**WORK TO COMPLETE**
Restate every record exactly as it is written, while omitting the pictures it holds.

**STORED DATA**
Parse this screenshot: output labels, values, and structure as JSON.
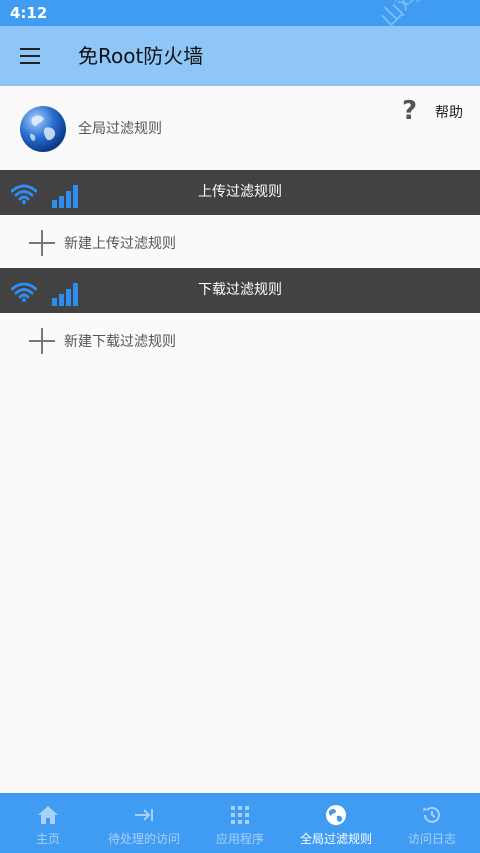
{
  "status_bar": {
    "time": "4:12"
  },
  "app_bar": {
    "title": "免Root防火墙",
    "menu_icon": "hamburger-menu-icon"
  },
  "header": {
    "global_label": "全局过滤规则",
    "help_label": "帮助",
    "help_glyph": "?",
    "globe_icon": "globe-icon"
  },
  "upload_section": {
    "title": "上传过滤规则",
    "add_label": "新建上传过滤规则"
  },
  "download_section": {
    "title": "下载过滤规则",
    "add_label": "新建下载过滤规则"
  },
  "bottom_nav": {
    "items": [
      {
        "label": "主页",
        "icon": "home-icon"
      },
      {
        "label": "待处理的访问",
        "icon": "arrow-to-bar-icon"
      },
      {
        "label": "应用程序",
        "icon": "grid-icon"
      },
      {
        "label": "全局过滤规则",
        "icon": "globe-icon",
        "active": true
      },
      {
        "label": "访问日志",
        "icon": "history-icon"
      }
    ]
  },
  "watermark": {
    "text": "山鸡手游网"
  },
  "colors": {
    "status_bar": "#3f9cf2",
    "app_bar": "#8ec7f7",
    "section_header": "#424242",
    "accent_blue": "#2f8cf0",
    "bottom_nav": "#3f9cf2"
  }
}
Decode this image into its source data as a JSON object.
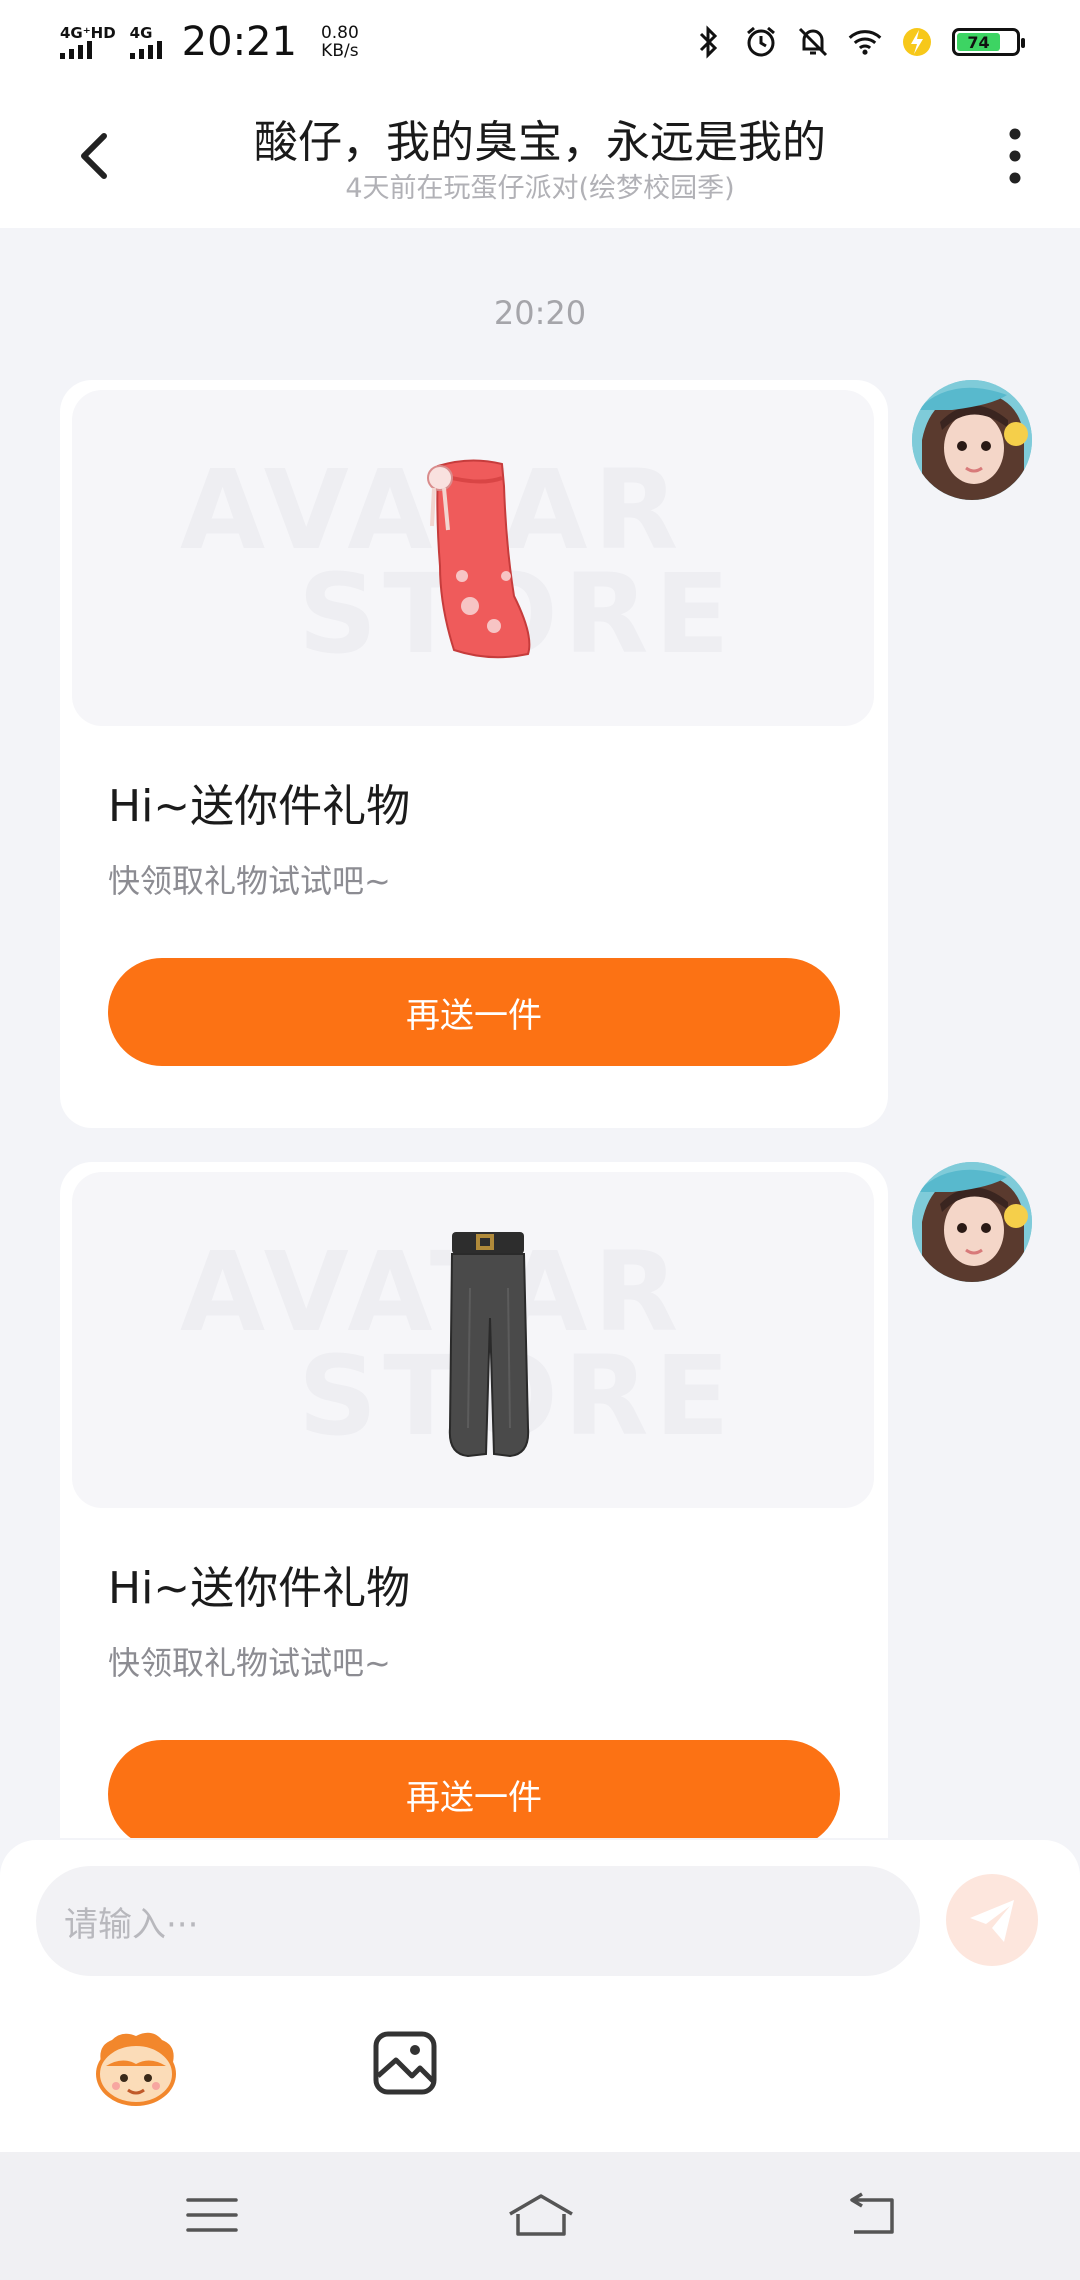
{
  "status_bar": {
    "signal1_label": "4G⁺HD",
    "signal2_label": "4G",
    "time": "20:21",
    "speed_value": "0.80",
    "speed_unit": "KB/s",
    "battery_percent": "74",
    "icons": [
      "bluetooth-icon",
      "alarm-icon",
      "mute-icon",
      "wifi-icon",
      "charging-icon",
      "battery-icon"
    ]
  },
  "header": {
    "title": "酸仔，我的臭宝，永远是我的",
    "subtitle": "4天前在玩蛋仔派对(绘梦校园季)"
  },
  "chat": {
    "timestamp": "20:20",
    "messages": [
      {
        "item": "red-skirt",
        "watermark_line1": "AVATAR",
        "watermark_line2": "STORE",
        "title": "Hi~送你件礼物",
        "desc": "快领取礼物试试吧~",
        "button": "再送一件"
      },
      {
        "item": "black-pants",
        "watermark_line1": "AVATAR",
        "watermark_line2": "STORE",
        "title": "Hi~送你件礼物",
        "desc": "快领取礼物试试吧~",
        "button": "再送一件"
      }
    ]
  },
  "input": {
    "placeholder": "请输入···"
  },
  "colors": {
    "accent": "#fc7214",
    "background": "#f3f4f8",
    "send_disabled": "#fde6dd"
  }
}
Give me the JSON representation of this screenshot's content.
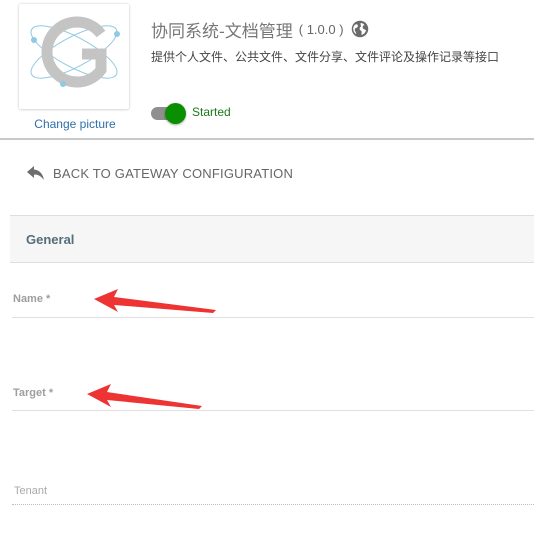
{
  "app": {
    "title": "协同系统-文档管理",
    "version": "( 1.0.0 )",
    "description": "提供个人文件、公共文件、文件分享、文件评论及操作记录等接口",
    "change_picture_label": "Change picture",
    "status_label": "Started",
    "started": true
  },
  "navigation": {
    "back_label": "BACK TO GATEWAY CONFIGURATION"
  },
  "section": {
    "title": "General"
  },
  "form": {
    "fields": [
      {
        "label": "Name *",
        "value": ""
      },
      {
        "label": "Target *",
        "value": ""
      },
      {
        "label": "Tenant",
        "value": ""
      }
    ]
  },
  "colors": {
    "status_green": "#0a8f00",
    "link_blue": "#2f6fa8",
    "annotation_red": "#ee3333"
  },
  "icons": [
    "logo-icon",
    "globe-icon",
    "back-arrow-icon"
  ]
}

**RESPONSE TO THE TASK**
Parse this screenshot: output labels, values, and structure as JSON.
{
  "status_bar": {
    "time": "4:12"
  },
  "app_bar": {
    "title": "免Root防火墙",
    "menu_icon": "hamburger-menu-icon"
  },
  "header": {
    "global_label": "全局过滤规则",
    "help_label": "帮助",
    "help_glyph": "?",
    "globe_icon": "globe-icon"
  },
  "upload_section": {
    "title": "上传过滤规则",
    "add_label": "新建上传过滤规则"
  },
  "download_section": {
    "title": "下载过滤规则",
    "add_label": "新建下载过滤规则"
  },
  "bottom_nav": {
    "items": [
      {
        "label": "主页",
        "icon": "home-icon"
      },
      {
        "label": "待处理的访问",
        "icon": "arrow-to-bar-icon"
      },
      {
        "label": "应用程序",
        "icon": "grid-icon"
      },
      {
        "label": "全局过滤规则",
        "icon": "globe-icon",
        "active": true
      },
      {
        "label": "访问日志",
        "icon": "history-icon"
      }
    ]
  },
  "watermark": {
    "text": "山鸡手游网"
  },
  "colors": {
    "status_bar": "#3f9cf2",
    "app_bar": "#8ec7f7",
    "section_header": "#424242",
    "accent_blue": "#2f8cf0",
    "bottom_nav": "#3f9cf2"
  }
}
Decode this image into its source data as a JSON object.
{
  "status_bar": {
    "signal1_label": "4G⁺HD",
    "signal2_label": "4G",
    "time": "20:21",
    "speed_value": "0.80",
    "speed_unit": "KB/s",
    "battery_percent": "74",
    "icons": [
      "bluetooth-icon",
      "alarm-icon",
      "mute-icon",
      "wifi-icon",
      "charging-icon",
      "battery-icon"
    ]
  },
  "header": {
    "title": "酸仔，我的臭宝，永远是我的",
    "subtitle": "4天前在玩蛋仔派对(绘梦校园季)"
  },
  "chat": {
    "timestamp": "20:20",
    "messages": [
      {
        "item": "red-skirt",
        "watermark_line1": "AVATAR",
        "watermark_line2": "STORE",
        "title": "Hi~送你件礼物",
        "desc": "快领取礼物试试吧~",
        "button": "再送一件"
      },
      {
        "item": "black-pants",
        "watermark_line1": "AVATAR",
        "watermark_line2": "STORE",
        "title": "Hi~送你件礼物",
        "desc": "快领取礼物试试吧~",
        "button": "再送一件"
      }
    ]
  },
  "input": {
    "placeholder": "请输入···"
  },
  "colors": {
    "accent": "#fc7214",
    "background": "#f3f4f8",
    "send_disabled": "#fde6dd"
  }
}
Give me the JSON representation of this screenshot's content.
{
  "app": {
    "title": "协同系统-文档管理",
    "version": "( 1.0.0 )",
    "description": "提供个人文件、公共文件、文件分享、文件评论及操作记录等接口",
    "change_picture_label": "Change picture",
    "status_label": "Started",
    "started": true
  },
  "navigation": {
    "back_label": "BACK TO GATEWAY CONFIGURATION"
  },
  "section": {
    "title": "General"
  },
  "form": {
    "fields": [
      {
        "label": "Name *",
        "value": ""
      },
      {
        "label": "Target *",
        "value": ""
      },
      {
        "label": "Tenant",
        "value": ""
      }
    ]
  },
  "colors": {
    "status_green": "#0a8f00",
    "link_blue": "#2f6fa8",
    "annotation_red": "#ee3333"
  },
  "icons": [
    "logo-icon",
    "globe-icon",
    "back-arrow-icon"
  ]
}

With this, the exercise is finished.